(Website and app data records):
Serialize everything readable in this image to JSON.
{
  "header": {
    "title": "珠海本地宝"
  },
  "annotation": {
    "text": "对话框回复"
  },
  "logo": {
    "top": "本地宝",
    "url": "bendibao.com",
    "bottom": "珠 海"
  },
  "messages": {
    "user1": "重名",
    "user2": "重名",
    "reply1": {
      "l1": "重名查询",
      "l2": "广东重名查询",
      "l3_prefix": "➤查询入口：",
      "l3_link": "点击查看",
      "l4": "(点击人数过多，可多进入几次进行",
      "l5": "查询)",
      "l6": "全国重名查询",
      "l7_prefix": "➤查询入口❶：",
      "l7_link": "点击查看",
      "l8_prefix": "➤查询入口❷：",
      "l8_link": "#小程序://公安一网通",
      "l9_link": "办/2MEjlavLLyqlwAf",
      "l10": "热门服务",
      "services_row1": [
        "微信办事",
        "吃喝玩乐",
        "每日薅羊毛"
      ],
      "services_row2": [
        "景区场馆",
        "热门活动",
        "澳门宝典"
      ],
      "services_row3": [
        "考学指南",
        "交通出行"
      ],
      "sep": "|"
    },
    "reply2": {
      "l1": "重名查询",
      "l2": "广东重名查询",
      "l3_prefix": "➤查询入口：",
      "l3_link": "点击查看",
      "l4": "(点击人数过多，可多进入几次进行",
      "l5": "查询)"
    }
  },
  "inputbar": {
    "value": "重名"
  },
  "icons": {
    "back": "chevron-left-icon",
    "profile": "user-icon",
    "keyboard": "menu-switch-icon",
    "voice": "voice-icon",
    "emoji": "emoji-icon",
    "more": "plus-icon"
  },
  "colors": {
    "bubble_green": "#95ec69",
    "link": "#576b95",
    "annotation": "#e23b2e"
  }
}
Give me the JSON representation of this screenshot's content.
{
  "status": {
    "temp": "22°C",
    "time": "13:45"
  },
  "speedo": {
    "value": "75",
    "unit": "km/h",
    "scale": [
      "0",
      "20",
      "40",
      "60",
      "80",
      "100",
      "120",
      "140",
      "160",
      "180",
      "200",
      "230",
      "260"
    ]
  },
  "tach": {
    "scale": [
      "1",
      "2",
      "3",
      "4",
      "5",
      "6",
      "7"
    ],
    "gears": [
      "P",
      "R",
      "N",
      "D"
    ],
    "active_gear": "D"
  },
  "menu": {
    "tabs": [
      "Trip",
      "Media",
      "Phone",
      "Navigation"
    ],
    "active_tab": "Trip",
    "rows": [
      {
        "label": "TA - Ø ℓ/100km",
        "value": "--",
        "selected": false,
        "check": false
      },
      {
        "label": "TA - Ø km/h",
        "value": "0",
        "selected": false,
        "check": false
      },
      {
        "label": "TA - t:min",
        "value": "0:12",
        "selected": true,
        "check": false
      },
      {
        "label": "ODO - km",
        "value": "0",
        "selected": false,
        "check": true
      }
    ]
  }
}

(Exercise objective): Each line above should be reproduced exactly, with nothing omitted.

(Final answer):
Serialize everything readable in this image to JSON.
{
  "header": {
    "title": "珠海本地宝"
  },
  "annotation": {
    "text": "对话框回复"
  },
  "logo": {
    "top": "本地宝",
    "url": "bendibao.com",
    "bottom": "珠 海"
  },
  "messages": {
    "user1": "重名",
    "user2": "重名",
    "reply1": {
      "l1": "重名查询",
      "l2": "广东重名查询",
      "l3_prefix": "➤查询入口：",
      "l3_link": "点击查看",
      "l4": "(点击人数过多，可多进入几次进行",
      "l5": "查询)",
      "l6": "全国重名查询",
      "l7_prefix": "➤查询入口❶：",
      "l7_link": "点击查看",
      "l8_prefix": "➤查询入口❷：",
      "l8_link": "#小程序://公安一网通",
      "l9_link": "办/2MEjlavLLyqlwAf",
      "l10": "热门服务",
      "services_row1": [
        "微信办事",
        "吃喝玩乐",
        "每日薅羊毛"
      ],
      "services_row2": [
        "景区场馆",
        "热门活动",
        "澳门宝典"
      ],
      "services_row3": [
        "考学指南",
        "交通出行"
      ],
      "sep": "|"
    },
    "reply2": {
      "l1": "重名查询",
      "l2": "广东重名查询",
      "l3_prefix": "➤查询入口：",
      "l3_link": "点击查看",
      "l4": "(点击人数过多，可多进入几次进行",
      "l5": "查询)"
    }
  },
  "inputbar": {
    "value": "重名"
  },
  "icons": {
    "back": "chevron-left-icon",
    "profile": "user-icon",
    "keyboard": "menu-switch-icon",
    "voice": "voice-icon",
    "emoji": "emoji-icon",
    "more": "plus-icon"
  },
  "colors": {
    "bubble_green": "#95ec69",
    "link": "#576b95",
    "annotation": "#e23b2e"
  }
}
Give me the JSON representation of this screenshot's content.
{
  "status": {
    "temp": "22°C",
    "time": "13:45"
  },
  "speedo": {
    "value": "75",
    "unit": "km/h",
    "scale": [
      "0",
      "20",
      "40",
      "60",
      "80",
      "100",
      "120",
      "140",
      "160",
      "180",
      "200",
      "230",
      "260"
    ]
  },
  "tach": {
    "scale": [
      "1",
      "2",
      "3",
      "4",
      "5",
      "6",
      "7"
    ],
    "gears": [
      "P",
      "R",
      "N",
      "D"
    ],
    "active_gear": "D"
  },
  "menu": {
    "tabs": [
      "Trip",
      "Media",
      "Phone",
      "Navigation"
    ],
    "active_tab": "Trip",
    "rows": [
      {
        "label": "TA - Ø ℓ/100km",
        "value": "--",
        "selected": false,
        "check": false
      },
      {
        "label": "TA - Ø km/h",
        "value": "0",
        "selected": false,
        "check": false
      },
      {
        "label": "TA - t:min",
        "value": "0:12",
        "selected": true,
        "check": false
      },
      {
        "label": "ODO - km",
        "value": "0",
        "selected": false,
        "check": true
      }
    ]
  }
}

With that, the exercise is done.